Synopsis: HSBC delves into the evolving relationship between oil prices and the Canadian Dollar (CAD), a subject that prompts re-evaluation as traditional economic models show signs of divergence. Despite Canada's significant stake in the global oil market, the CAD's sensitivity to oil price fluctuations seems to be altering, hinting at underlying shifts in the energy sector and broader economic drivers.
Historical Symbiosis: Traditionally, the CAD moved in lockstep with oil prices, reinforcing Canada's status as a petrocurrency. Higher oil prices bolstered the CAD by improving the nation's terms of trade. This correlation, emblematic until 2020, appears to be decoupling (as indicated in Chart 1), sparking debates about the fundamental economic implications.
Sectoral Shifts in North America: A pivotal factor in this changing dynamic is the transformation within the US energy landscape. The fracking revolution, surging from 2012, significantly boosted US domestic oil production, subsequently diminishing its reliance on oil imports, including from Canada. This self-sufficiency has altered trade dynamics, impacting Canada's energy sector and, by extension, its currency's oil sensitivity.
Investment Trends and Economic Grip: Parallel to the oil price trajectory, Canada's oil and gas investments swelled and deflated. However, despite the 2020s' oil price resurgence, investment hasn't rebounded to its former peaks, signaling a potential structural shift in Canada’s energy sector's economic weight.
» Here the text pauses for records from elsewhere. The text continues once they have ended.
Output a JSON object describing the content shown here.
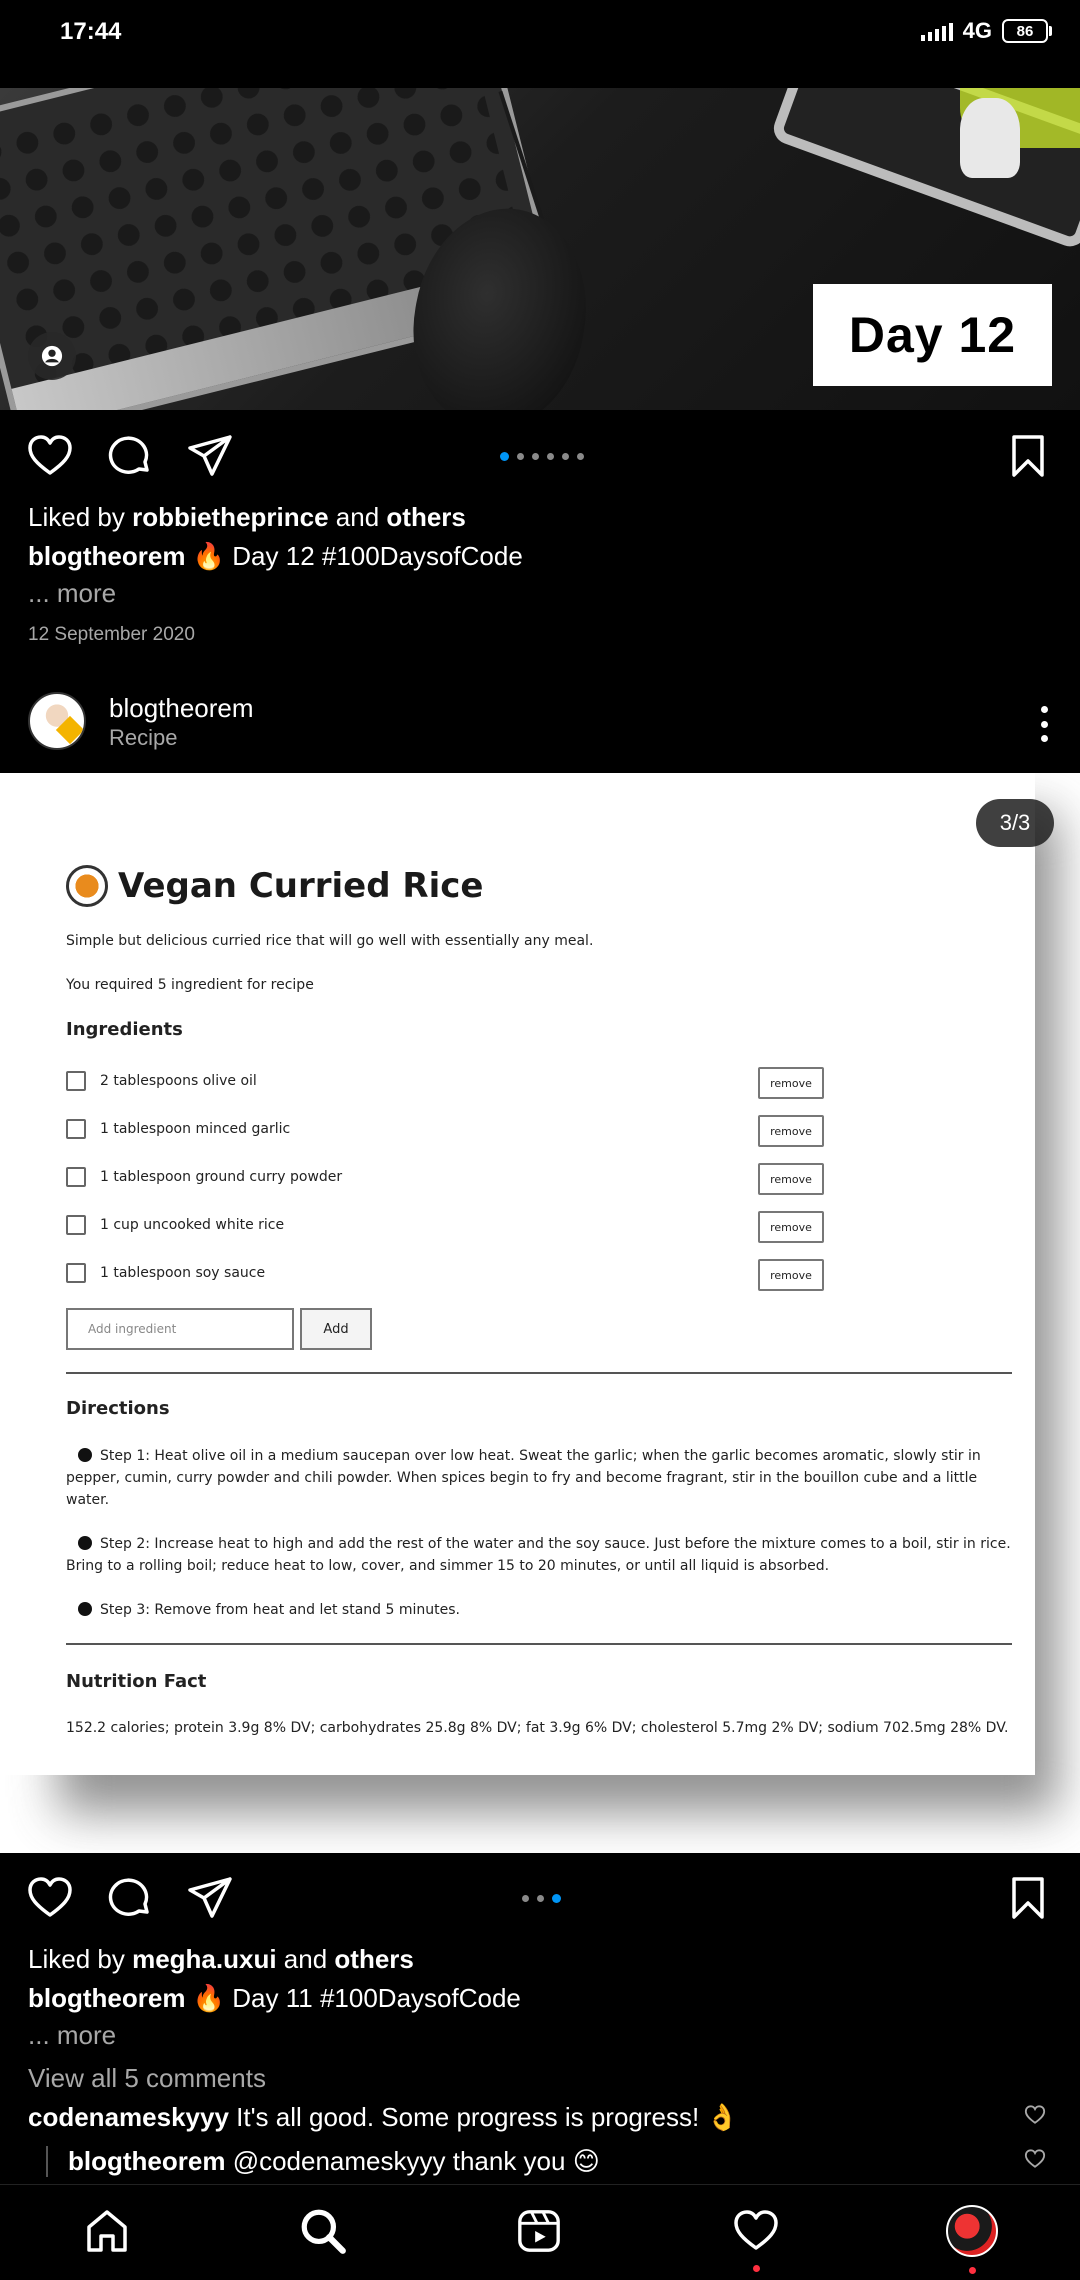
{
  "status_bar": {
    "time": "17:44",
    "network": "4G",
    "battery": "86"
  },
  "post1": {
    "image_badge": "Day 12",
    "liked_by_prefix": "Liked by",
    "liked_by_user": "robbietheprince",
    "liked_by_and": "and",
    "liked_by_others": "others",
    "caption_user": "blogtheorem",
    "caption_text": "🔥 Day 12 #100DaysofCode",
    "more": "... more",
    "date": "12 September 2020"
  },
  "post2": {
    "username": "blogtheorem",
    "subtitle": "Recipe",
    "page_counter": "3/3",
    "recipe": {
      "title": "Vegan Curried Rice",
      "description": "Simple but delicious curried rice that will go well with essentially any meal.",
      "requirement": "You required 5 ingredient for recipe",
      "ingredients_heading": "Ingredients",
      "ingredients": [
        "2 tablespoons olive oil",
        "1 tablespoon minced garlic",
        "1 tablespoon ground curry powder",
        "1 cup uncooked white rice",
        "1 tablespoon soy sauce"
      ],
      "remove_label": "remove",
      "add_placeholder": "Add ingredient",
      "add_label": "Add",
      "directions_heading": "Directions",
      "steps": [
        "Step 1: Heat olive oil in a medium saucepan over low heat. Sweat the garlic; when the garlic becomes aromatic, slowly stir in pepper, cumin, curry powder and chili powder. When spices begin to fry and become fragrant, stir in the bouillon cube and a little water.",
        "Step 2: Increase heat to high and add the rest of the water and the soy sauce. Just before the mixture comes to a boil, stir in rice. Bring to a rolling boil; reduce heat to low, cover, and simmer 15 to 20 minutes, or until all liquid is absorbed.",
        "Step 3: Remove from heat and let stand 5 minutes."
      ],
      "nutrition_heading": "Nutrition Fact",
      "nutrition_text": "152.2 calories; protein 3.9g 8% DV; carbohydrates 25.8g 8% DV; fat 3.9g 6% DV; cholesterol 5.7mg 2% DV; sodium 702.5mg 28% DV."
    },
    "liked_by_prefix": "Liked by",
    "liked_by_user": "megha.uxui",
    "liked_by_and": "and",
    "liked_by_others": "others",
    "caption_user": "blogtheorem",
    "caption_text": "🔥 Day 11 #100DaysofCode",
    "more": "... more",
    "view_comments": "View all 5 comments",
    "comments": [
      {
        "user": "codenameskyyy",
        "text": "It's all good. Some progress is progress! 👌"
      },
      {
        "user": "blogtheorem",
        "text": "@codenameskyyy thank you 😊"
      }
    ]
  },
  "colors": {
    "accent": "#0095f6",
    "notification": "#ff3040",
    "background": "#000000",
    "muted_text": "#a8a8a8"
  },
  "icons": [
    "heart-icon",
    "comment-icon",
    "share-icon",
    "bookmark-icon",
    "more-icon",
    "home-icon",
    "search-icon",
    "reels-icon",
    "activity-icon",
    "profile-icon"
  ]
}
Oil's Undiminished Relevance: While the energy sector's direct influence on the Canadian economy and the CAD might appear diluted, HSBC argues for oil price's sustained, albeit nuanced, impact. The currency's movement still resonates with oil price shifts, particularly in low-interest-rate-volatility environments. Additionally, oil prices might be mirroring broader risk appetite trends, which have increasingly dictated USD-CAD movements over the years.
Conclusion: HSBC's analysis invites a recalibration of the perceived infallibility of the oil-CAD relationship. It underscores the necessity to consider wider economic, geopolitical, and market trends reshaping this nexus. While oil maintains its status as a key player in the CAD's performance, the rules of engagement are evidently evolving, warranting a more holistic strategy for traders and policymakers alike.